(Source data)
——————

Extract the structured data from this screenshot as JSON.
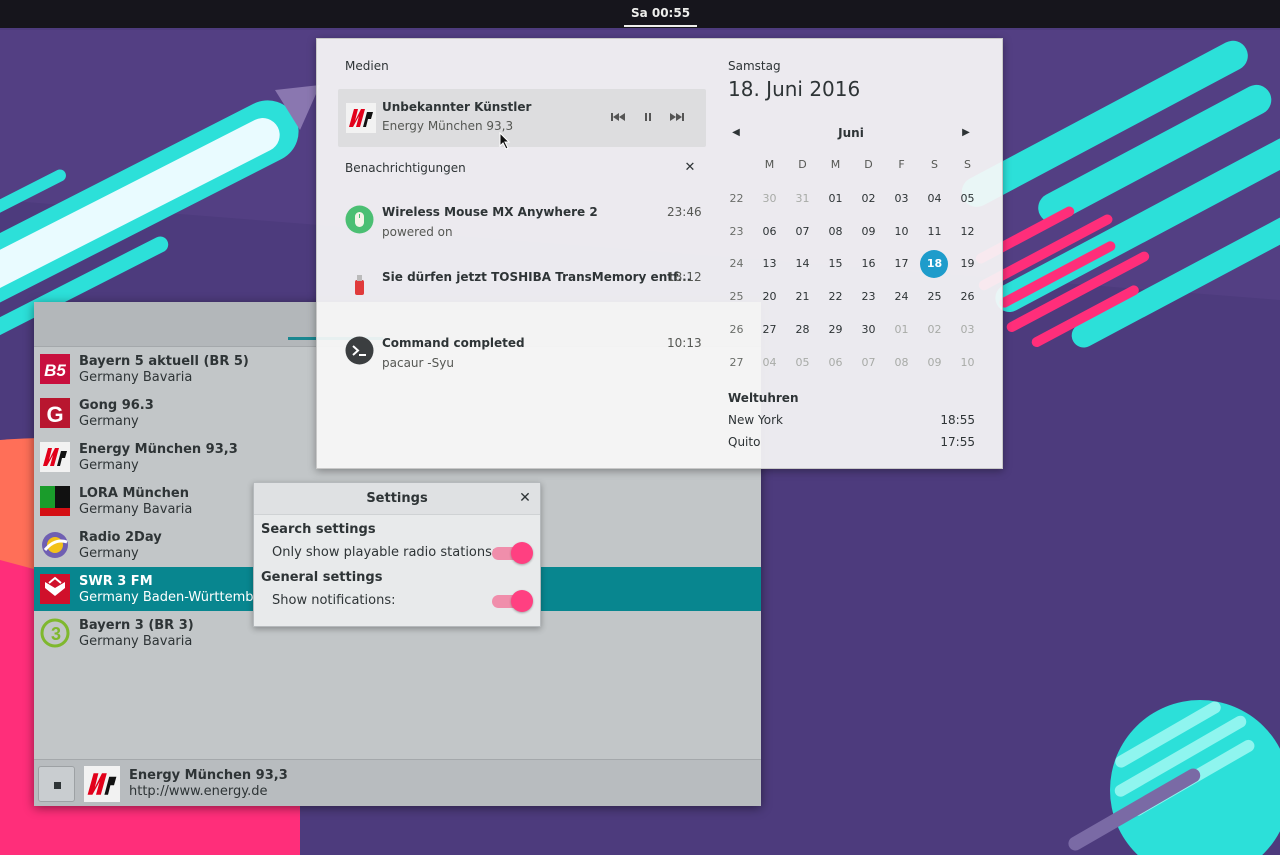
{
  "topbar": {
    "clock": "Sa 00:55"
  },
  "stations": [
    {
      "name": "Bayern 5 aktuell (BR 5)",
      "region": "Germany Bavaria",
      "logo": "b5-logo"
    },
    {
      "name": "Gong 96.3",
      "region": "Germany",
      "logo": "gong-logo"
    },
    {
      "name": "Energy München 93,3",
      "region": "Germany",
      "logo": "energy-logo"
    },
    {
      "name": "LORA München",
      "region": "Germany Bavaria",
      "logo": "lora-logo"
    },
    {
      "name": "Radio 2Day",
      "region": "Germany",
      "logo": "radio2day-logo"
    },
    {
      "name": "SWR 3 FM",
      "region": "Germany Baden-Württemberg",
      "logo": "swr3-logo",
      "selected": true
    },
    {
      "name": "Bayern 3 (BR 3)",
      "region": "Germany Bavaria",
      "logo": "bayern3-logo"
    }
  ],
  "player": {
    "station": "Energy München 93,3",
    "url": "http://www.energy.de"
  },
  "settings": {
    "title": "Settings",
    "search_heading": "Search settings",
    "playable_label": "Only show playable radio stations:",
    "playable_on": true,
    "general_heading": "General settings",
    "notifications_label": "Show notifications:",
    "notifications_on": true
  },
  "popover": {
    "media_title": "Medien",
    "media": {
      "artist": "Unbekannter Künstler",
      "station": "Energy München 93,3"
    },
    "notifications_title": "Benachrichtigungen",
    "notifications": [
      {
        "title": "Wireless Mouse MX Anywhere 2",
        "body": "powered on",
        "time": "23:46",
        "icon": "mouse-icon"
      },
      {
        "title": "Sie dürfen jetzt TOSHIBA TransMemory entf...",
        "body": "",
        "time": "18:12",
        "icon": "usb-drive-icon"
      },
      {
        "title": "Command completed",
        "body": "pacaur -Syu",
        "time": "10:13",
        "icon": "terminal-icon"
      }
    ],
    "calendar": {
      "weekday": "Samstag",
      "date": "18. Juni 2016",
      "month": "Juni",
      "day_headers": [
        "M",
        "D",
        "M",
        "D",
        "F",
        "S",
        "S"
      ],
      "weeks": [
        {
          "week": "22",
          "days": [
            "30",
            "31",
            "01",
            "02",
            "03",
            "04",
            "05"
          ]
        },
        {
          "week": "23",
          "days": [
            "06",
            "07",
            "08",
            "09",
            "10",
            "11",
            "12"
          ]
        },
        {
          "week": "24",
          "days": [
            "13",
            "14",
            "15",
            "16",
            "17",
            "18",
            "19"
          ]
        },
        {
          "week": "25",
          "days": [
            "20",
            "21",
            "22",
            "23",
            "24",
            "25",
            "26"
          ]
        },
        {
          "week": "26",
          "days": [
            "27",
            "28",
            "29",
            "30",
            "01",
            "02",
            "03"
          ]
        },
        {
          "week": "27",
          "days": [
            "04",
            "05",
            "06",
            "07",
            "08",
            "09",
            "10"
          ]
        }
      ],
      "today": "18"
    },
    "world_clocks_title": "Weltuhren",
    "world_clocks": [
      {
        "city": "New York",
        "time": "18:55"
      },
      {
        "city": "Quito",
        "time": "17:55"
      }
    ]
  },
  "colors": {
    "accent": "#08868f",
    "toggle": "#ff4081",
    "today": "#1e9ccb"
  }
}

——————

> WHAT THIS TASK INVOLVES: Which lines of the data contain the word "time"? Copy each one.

> YOUR SOLUTION:
        "time": "23:46",
        "time": "18:12",
        "time": "10:13",
        "time": "18:55"
        "time": "17:55"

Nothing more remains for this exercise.